I remember going to see the new Karate Kid in Memphis Tennessee, and it was an audience filled with thirteen year old African-American boys and girls, and they were all wearing the same shirts so they must have been part of the same school or church. They were all cheering and loving it. And I said to my wife “what, do I have to turn around and tell them they have to love Ralph Macchio?” You can’t look at Jayden and connect to him? What are we going to do? Are they not going to have that narrative arc experience?

I think when I got Kenny in front of me, and auditioned him, I found he had a connection, he understood Ren McCormack, he lived Ren McCormack, and Footloose meant as much to him as it did to me. And I really wanted soldiers in the effort of Footloose, I wanted people who didn’t want to reinvent the wheel, I wanted people who understood the spirit.

What do you wish from this movie?

I’ve been on this tour, and showed it around America, and I’ve showed this a number of times, and at every intro I ask “raise of hands who hasn’t seen the original Footloose?” You’d be surprised, it’s half the audience that raises their hand. But there’s a minute where I have to let the audience grumble. “How can you have not seen Footloose?” I can understand thirteen year olds, but you’d be surprised there’s a lot of older people.

My wish is that people who’ve never seen Footloose are going to get the same feeling I had when I saw the original. I felt inspired, I felt a sense of camaraderie, I experienced a friendship that I could be from someplace else I could bump into someone from someplace else and be best of buds. I want them to have the experience I had with my family.

My family loves Footloose, they let me hear the S word or the F word – whatever was in it – because they believed there was a moral they believed in, and they shared in that joy with me. And it’s particularly special because a lot of people who saw it back in the day have kids. We’ve got teenaged kids even. And it’s a special thing to adults when I reveal the VW bug in my movie, and lean down to their kids to say “that’s from the original.” It’s the one thing that I didn’t have in my original experience. I had my dad, but now we have people like us who know the original, and we feel we’re somewhat a part of this. We tried to pepper in visual nods along with dramatic nods to the original.

Did you feel nervous about the dance sequences?

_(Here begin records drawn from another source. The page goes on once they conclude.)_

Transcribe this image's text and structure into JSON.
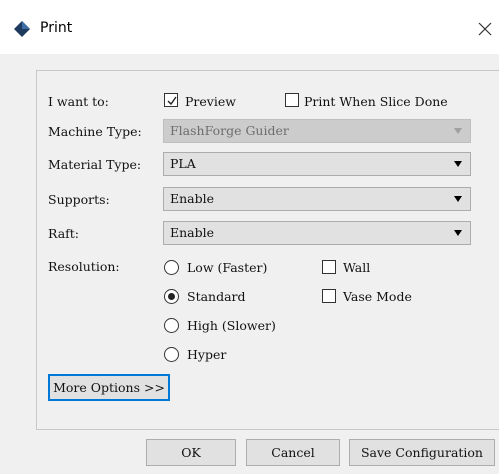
{
  "window": {
    "title": "Print",
    "close_glyph": "✕",
    "icon": "app-logo-icon"
  },
  "form": {
    "i_want_to_label": "I want to:",
    "preview": {
      "label": "Preview",
      "checked": true
    },
    "print_when_done": {
      "label": "Print When Slice Done",
      "checked": false
    },
    "machine_type": {
      "label": "Machine Type:",
      "value": "FlashForge Guider",
      "enabled": false
    },
    "material_type": {
      "label": "Material Type:",
      "value": "PLA"
    },
    "supports": {
      "label": "Supports:",
      "value": "Enable"
    },
    "raft": {
      "label": "Raft:",
      "value": "Enable"
    },
    "resolution": {
      "label": "Resolution:",
      "options": [
        {
          "label": "Low (Faster)",
          "selected": false
        },
        {
          "label": "Standard",
          "selected": true
        },
        {
          "label": "High (Slower)",
          "selected": false
        },
        {
          "label": "Hyper",
          "selected": false
        }
      ]
    },
    "wall": {
      "label": "Wall",
      "checked": false
    },
    "vase_mode": {
      "label": "Vase Mode",
      "checked": false
    },
    "more_options_label": "More Options >>"
  },
  "buttons": {
    "ok": "OK",
    "cancel": "Cancel",
    "save": "Save Configuration"
  },
  "colors": {
    "focus_accent": "#0078d7",
    "dialog_bg": "#f0f0f0",
    "logo": "#1f3a5f"
  }
}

Not at all, I felt very comfortable with those. The only thing we were worried about was that we wanted it to be amazing dancing, but we didn’t want it to look choreographed. We didn’t want it to look like everyone’s moving in unison, except for the line dancing song where everyone’s moving in unison. Hustle and Flow, Black Snake Moan, I feel like I get music moments, so those were fun for me. I was more worried about “are people going to get into the friendships?” “Are people going to connect to Ariel and her conflict?”

We hear you wrote a part for Kevin Bacon.

It’s not true. In one of my first drafts I wrote a character that was Ren’s Deadbeat dad. And the studio came to me and said “is there any role for Kevin?” And I said the only role I see for him – I don’t see him playing the preacher or the uncle – but if he wanted to play the deadbeat dad… and Kevin’s been supportive of the whole thing.

Has he seen it?

No, he’s filming in Boston. But he passed on the part because he felt that it would hurt the movie, so I cut it out of the script, and he was right. We didn’t need it. Tarzan!

Footloose opens October 14. Check it out.